Sitting in a circle among the students on the grass of the Rooiplein is a new visual redress artwork. “The Circle”, as it is called, consists of influential women, past and present, who have had a significant impact on South Africa. Among the women chosen are: wheelchair tennis star, Kgothatso Montjane,and Dope Saint Jude, a contemporary queer rapper.
Stephané Conradie, a lecturer at Stellenbosch University (SU), and Rene Jooste, a project manager at SU, were two of the main executors for the artwork. Conradie, who is the creative director of the project, had the idea for the installation last year.
“I came up with the idea conceptually for an initial proposal for a different visual redress project,” she said, “it was then chosen and approved.”
“We decided that the artwork needed a personality, so we decided on influential women,” Jooste added.
Students can interact with the sculptures, whether it is sitting within the circle itself or around it. “The artwork’s aim is to collaborate with the students, to be in a conversation with them,” Conradie said.
“There are no rules when it comes to interacting with the installation,” Conradie said.
“The gaps between each sculpture is measured to fit wheelchairs in between, and the process of installing them is underway,” Jooste added. “We wanted to be able to include everyone.”

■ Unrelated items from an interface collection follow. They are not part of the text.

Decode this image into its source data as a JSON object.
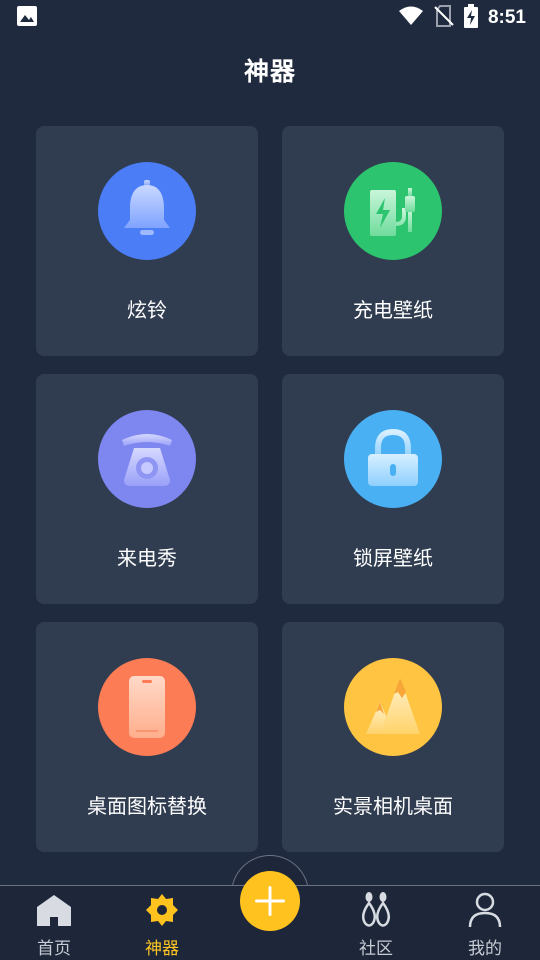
{
  "status_bar": {
    "time": "8:51",
    "icons": [
      "image-icon",
      "wifi-icon",
      "no-sim-icon",
      "battery-charging-icon"
    ]
  },
  "page": {
    "title": "神器"
  },
  "cards": [
    {
      "label": "炫铃",
      "icon": "bell-icon",
      "color": "#4a7df6"
    },
    {
      "label": "充电壁纸",
      "icon": "charging-icon",
      "color": "#2cc46e"
    },
    {
      "label": "来电秀",
      "icon": "telephone-icon",
      "color": "#7e86f0"
    },
    {
      "label": "锁屏壁纸",
      "icon": "lock-icon",
      "color": "#4ab0f4"
    },
    {
      "label": "桌面图标替换",
      "icon": "phone-icon",
      "color": "#fb7c55"
    },
    {
      "label": "实景相机桌面",
      "icon": "mountain-icon",
      "color": "#ffc442"
    }
  ],
  "bottom_nav": {
    "items": [
      {
        "label": "首页",
        "icon": "home-icon",
        "active": false
      },
      {
        "label": "神器",
        "icon": "gear-icon",
        "active": true
      },
      {
        "label": "社区",
        "icon": "community-icon",
        "active": false
      },
      {
        "label": "我的",
        "icon": "user-icon",
        "active": false
      }
    ],
    "fab_icon": "plus-icon"
  },
  "colors": {
    "background": "#1f2a3e",
    "card": "#303d50",
    "accent": "#ffc21f"
  }
}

“The installation is meant to be in a seated position so it feels as though students can have a conversation with the artwork, as though they would with their friends on campus,” Conradie said.

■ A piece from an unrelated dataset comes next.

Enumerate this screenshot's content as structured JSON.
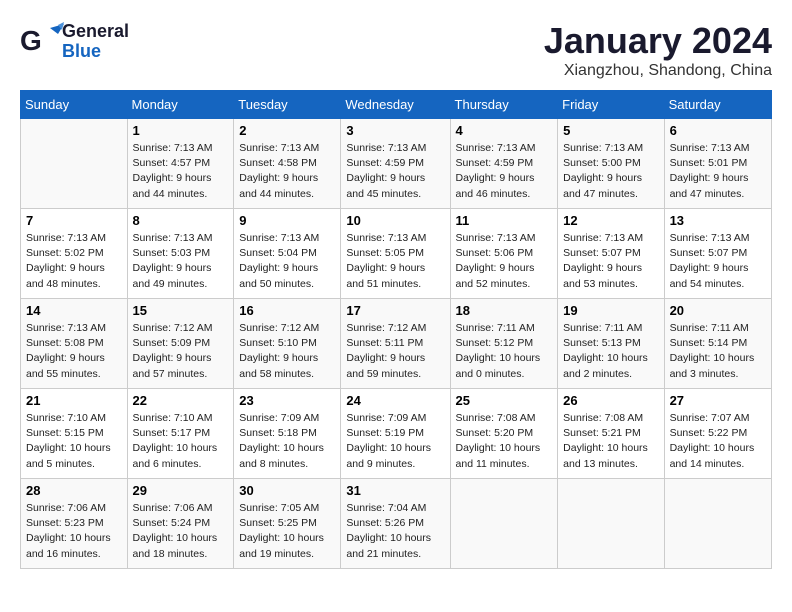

The project’s medium, which is steel, was inspired by the Nelson Mandela artwork outside of the Stellenbosch town hall. Jooste, the project manager, said the artwork cost a total of R250 000.
“It was a collaborative effort between the visual arts department, transformation office, directors management team and facilities management,” said Conradie.
“Originally, it was planned to be finished by January, but some of the women who were chosen have passed away, so it was quite a process to get in contact with family to receive permission,” said Jooste. “It has to go through many chains of approval, so it delays the process.”
Final touches are being made, with a rust effect being done on the sculptures and grass being played over the steel frame, as well as a plaque being installed. The aim is to finish the artwork within the next two weeks.